Take the 2-minute tour ×
Physics Stack Exchange is a question and answer site for active researchers, academics and students of physics. It's 100% free, no registration required.

I am in an optics class, and we are using the text "Introduction to Optics" third edition by Pedrotti. The book is completely useless in the course. The questions in the review section of the chapter cannot usually be done with some help from the internet. So I was wondering if anyone had a free text or online resource that would be of any help to some second year physics majors.

share|improve this question
    
Are you asking for a book of practice problems to do, or for something that you can use as an alternate textbook, just to read about the material? (In the latter case, it would be a good addition to our book recommendation question.) –  David Z Oct 13 '11 at 18:57
    
We were using Optics by Eugene Hecht. It is well written and contains many problems. –  Ivana Oct 13 '11 at 19:13

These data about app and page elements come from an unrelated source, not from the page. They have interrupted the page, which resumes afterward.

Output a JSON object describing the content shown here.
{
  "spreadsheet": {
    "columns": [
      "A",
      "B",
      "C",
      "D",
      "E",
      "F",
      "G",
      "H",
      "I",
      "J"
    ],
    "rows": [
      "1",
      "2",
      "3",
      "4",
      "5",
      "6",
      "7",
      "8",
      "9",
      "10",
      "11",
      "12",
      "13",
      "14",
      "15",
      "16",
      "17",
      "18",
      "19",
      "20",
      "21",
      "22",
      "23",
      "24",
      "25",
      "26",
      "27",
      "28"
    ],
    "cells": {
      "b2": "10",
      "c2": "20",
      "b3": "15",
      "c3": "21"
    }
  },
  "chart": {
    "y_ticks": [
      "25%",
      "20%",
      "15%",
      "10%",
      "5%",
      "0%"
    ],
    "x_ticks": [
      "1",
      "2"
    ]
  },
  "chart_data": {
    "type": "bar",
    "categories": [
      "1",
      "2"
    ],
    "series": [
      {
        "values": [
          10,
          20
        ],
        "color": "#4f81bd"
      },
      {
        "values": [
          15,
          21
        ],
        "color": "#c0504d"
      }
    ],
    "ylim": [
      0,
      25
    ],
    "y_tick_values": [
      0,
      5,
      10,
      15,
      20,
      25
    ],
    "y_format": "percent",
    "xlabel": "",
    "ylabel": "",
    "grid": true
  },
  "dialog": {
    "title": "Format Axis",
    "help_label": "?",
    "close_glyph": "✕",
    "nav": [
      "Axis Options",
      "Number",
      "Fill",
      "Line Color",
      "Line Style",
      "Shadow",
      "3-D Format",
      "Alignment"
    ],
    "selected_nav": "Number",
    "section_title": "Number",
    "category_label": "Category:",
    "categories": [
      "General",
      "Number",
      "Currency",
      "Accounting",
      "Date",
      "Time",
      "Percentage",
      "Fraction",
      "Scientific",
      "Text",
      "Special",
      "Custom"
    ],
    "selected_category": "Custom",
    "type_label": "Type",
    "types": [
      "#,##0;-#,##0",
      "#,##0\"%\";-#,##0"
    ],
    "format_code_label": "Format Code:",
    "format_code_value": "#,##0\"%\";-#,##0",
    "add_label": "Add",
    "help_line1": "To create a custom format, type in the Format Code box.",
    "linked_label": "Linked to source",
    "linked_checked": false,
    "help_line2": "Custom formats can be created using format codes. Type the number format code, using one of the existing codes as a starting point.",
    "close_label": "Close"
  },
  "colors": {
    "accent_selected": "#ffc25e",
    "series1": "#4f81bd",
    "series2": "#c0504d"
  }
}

1 Answer 1

up vote 4 down vote accepted

The standard undergraduate textbook is Hecht. It is expensive, but the same author wrote Schaum's Outline of Optics. These books are not (legally) available online for free.

A good free online resource is Georgi's Physics of Waves. This covers waves in general. You'd have to pick up details and optics-specific jargon from Wikipedia.

For a more basic, conceptual introduction, I recommend the relevant chapters from volume 1 of The Feynman Lectures on Physics.

share|improve this answer
    
Thanks! I actually found both Schaum's outline and Hecht in my library. –  NightHallow Oct 13 '11 at 20:55
    
Hecht is a very good intro to 'modern optics' but Pedrotti is (or was?) a book on geometric optics - there isn't a lot of geometric optics in Hecht. –  Martin Beckett Oct 13 '11 at 21:17
    
Well, our Pedrotti has like two chapters on it, and from what I have read in Hecht, it almost covers the exact same topics. We are in wave theory of light now anyway. –  NightHallow Oct 17 '11 at 22:30

Your Answer

 
discard

By posting your answer, you agree to the privacy policy and terms of service.

Not the answer you're looking for? Browse other questions tagged or ask your own question.